Australia has neglected some areas of international science. For example, nuclear engineering no longer exists as a faculty stream within any Australian tertiary institution. If Australia ever has the need to develop better expertise in such a discipline, it will obviously have to draw on overseas resources, at uncertain cost and security risk.
The luck of the Irish or just good economic management?
But perhaps most depressing is the story of research and development, and science. In one of the nations in question, government, business and academia have forged a spirit of co-operation to engender a culture valuing research and the links between universities and industry. Ireland is now producing more science graduates than any other European nation. And Eire is blessed with more than one respected national institution charged with promoting valuable research and innovation. Enterprise Ireland, Science Foundation Ireland and the National Microelectronics Research Centre have all developed international reputations for the quality of their work and the benefits they bring the Irish economy. Enterprise Ireland, formed just five years ago, is playing an active role in promoting biotech companies in innovative projects.
The Australian Government's most notable contribution to research and development has been to abolish the 150 per cent tax concession, a move that perhaps provides a new definition for 'backward step'.
It is not too late for the Australian Government to take the high technology road that has been so often talked about. If we don't, our Irish friends may be laughing at us for many years to come.
The planet Golgafrincham creatively solved the problem of middle managemers: it blasted them in to space.
Golgafrinchan Telephone Sanitisers, Management Consultants and Marketing executives were persuaded that the planet was under threat from an enormous mutant star goat. The useless third of their population was then packed in Ark spaceships and sent to an insignificant planet.
That planet turned out to be Earth, where the arrival of the Golgafrincham B Ark rather disrupted an experiment designed to find the question to the ultimate Answer.
Golgafrincham is also famous for its circling poets.
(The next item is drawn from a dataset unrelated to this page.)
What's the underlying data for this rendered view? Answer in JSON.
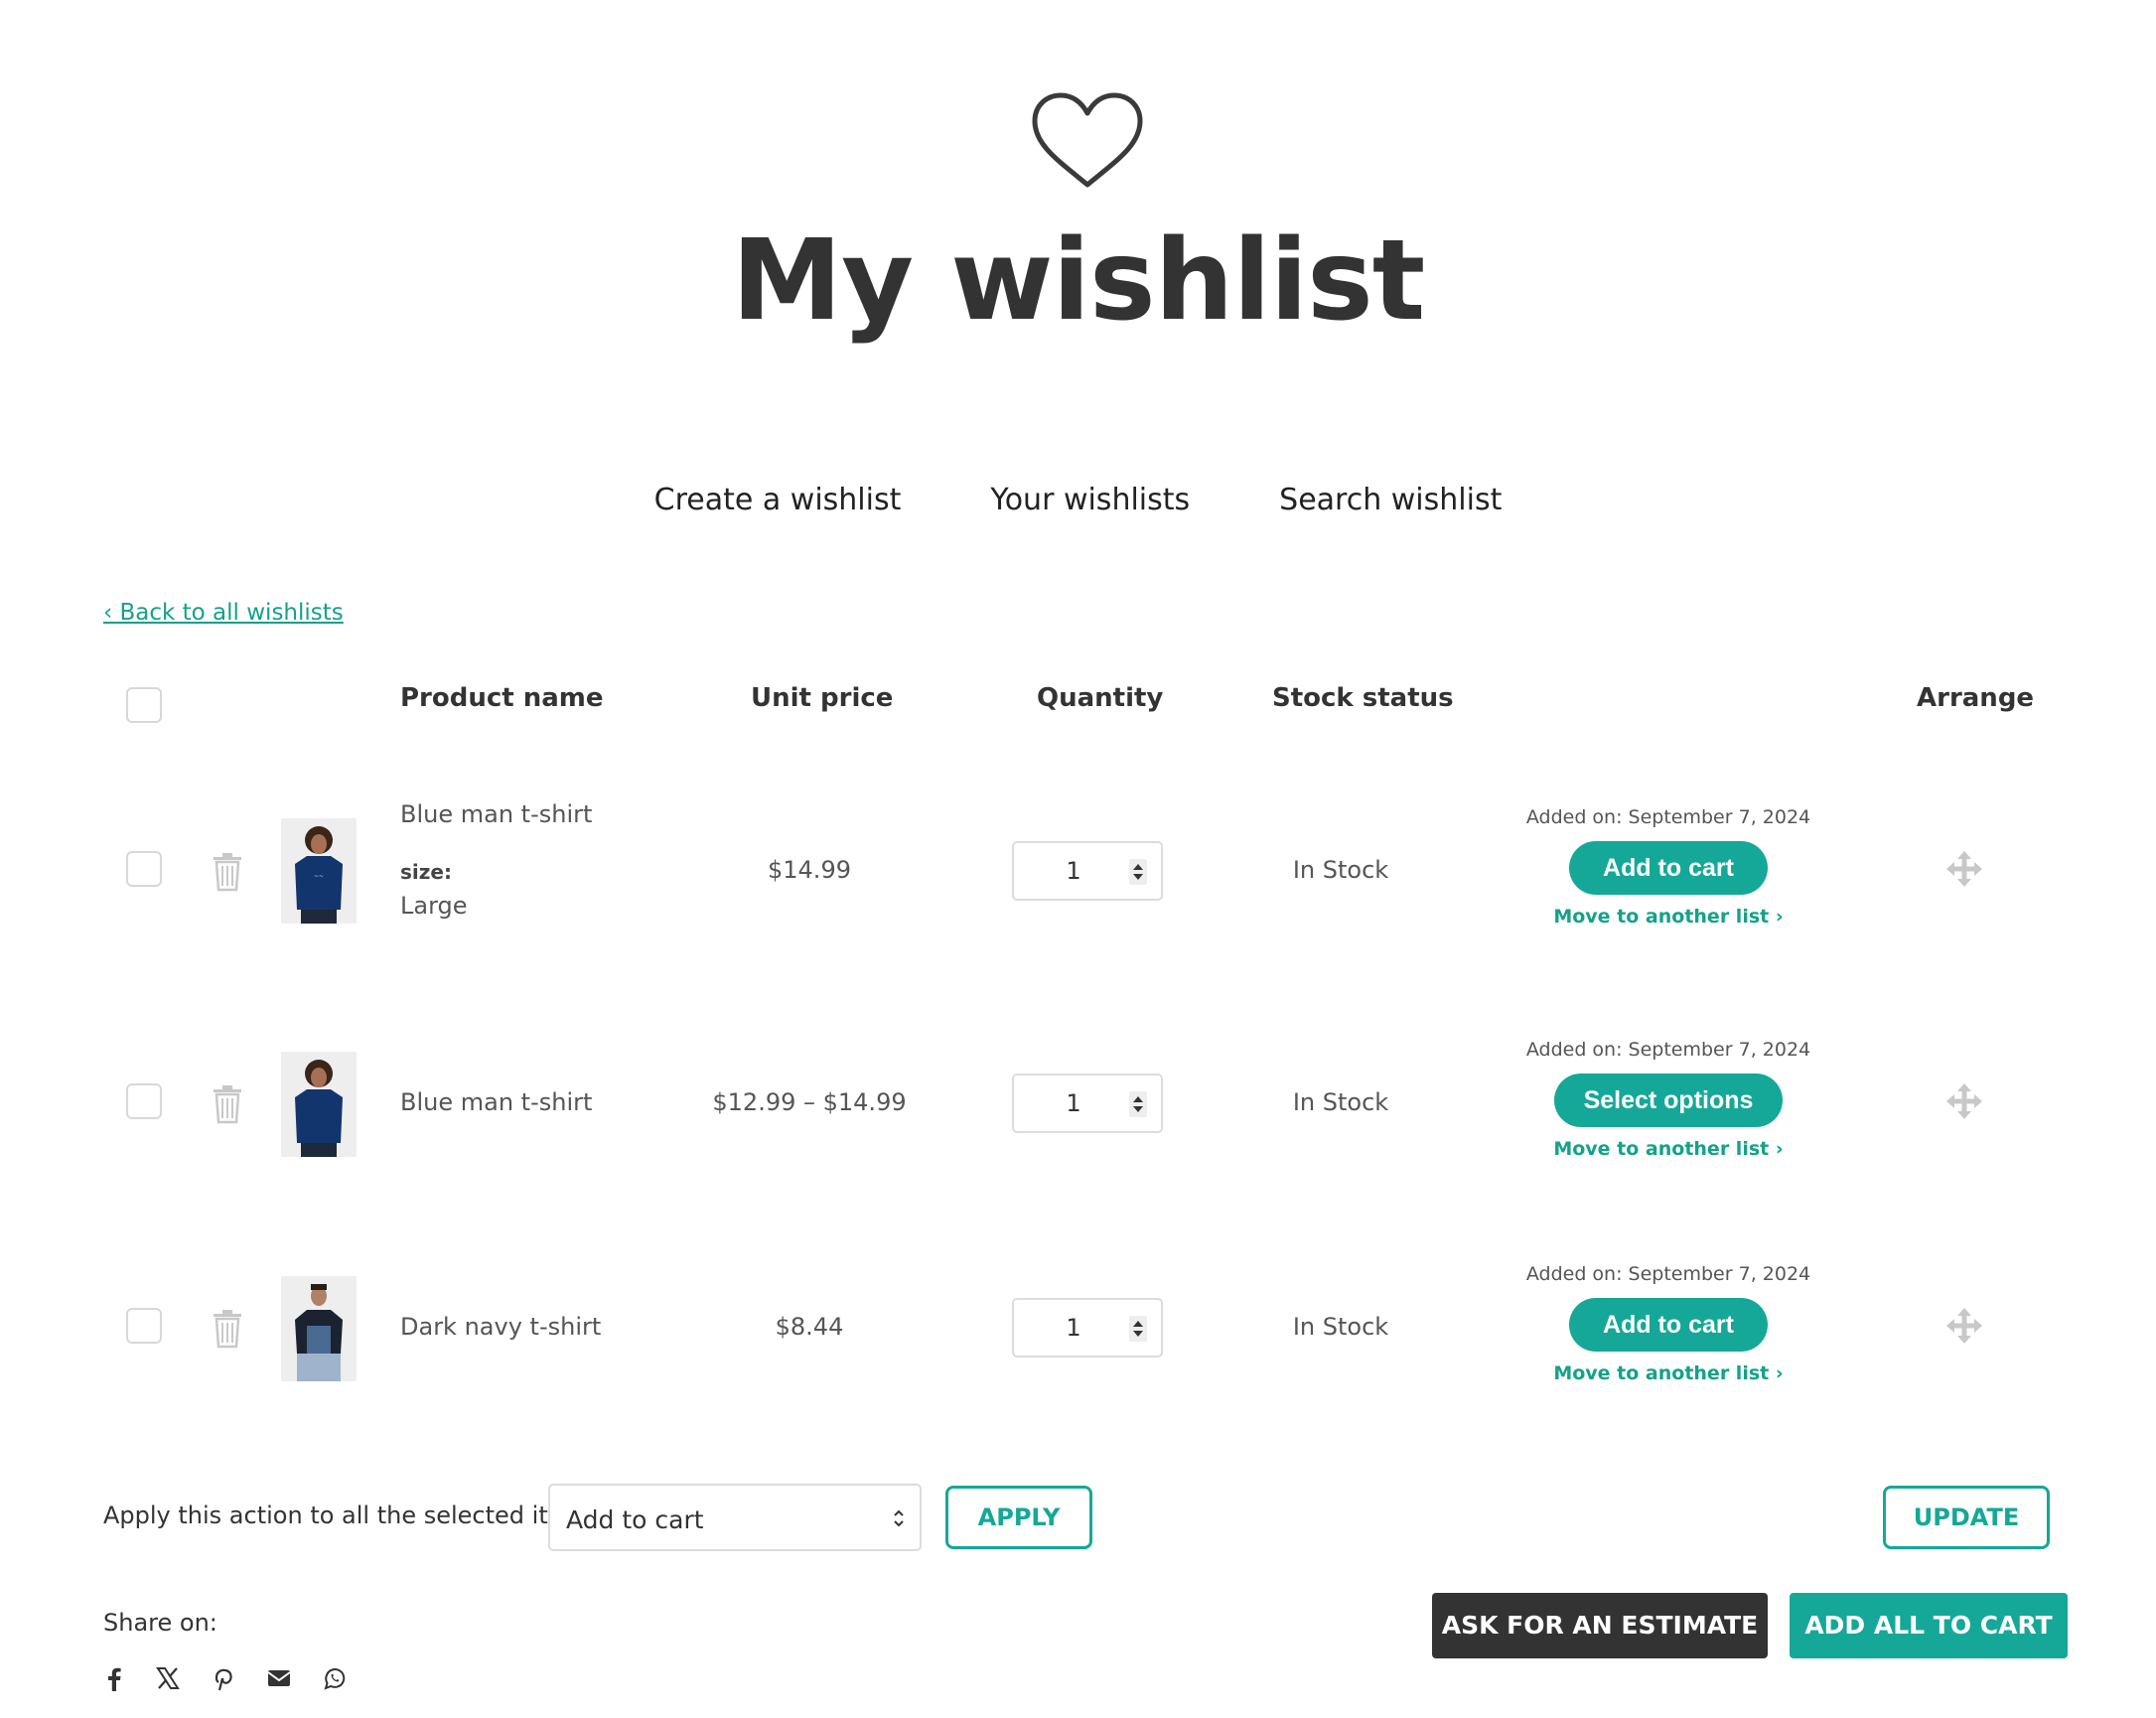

Australia faces massive problems in adjusting to the peak oil transition, global warming, and salinity. We also have a government that neglects basic research and which thinks voluntary student unionism is a crucial education issue. We have a government of telephone sanitzers.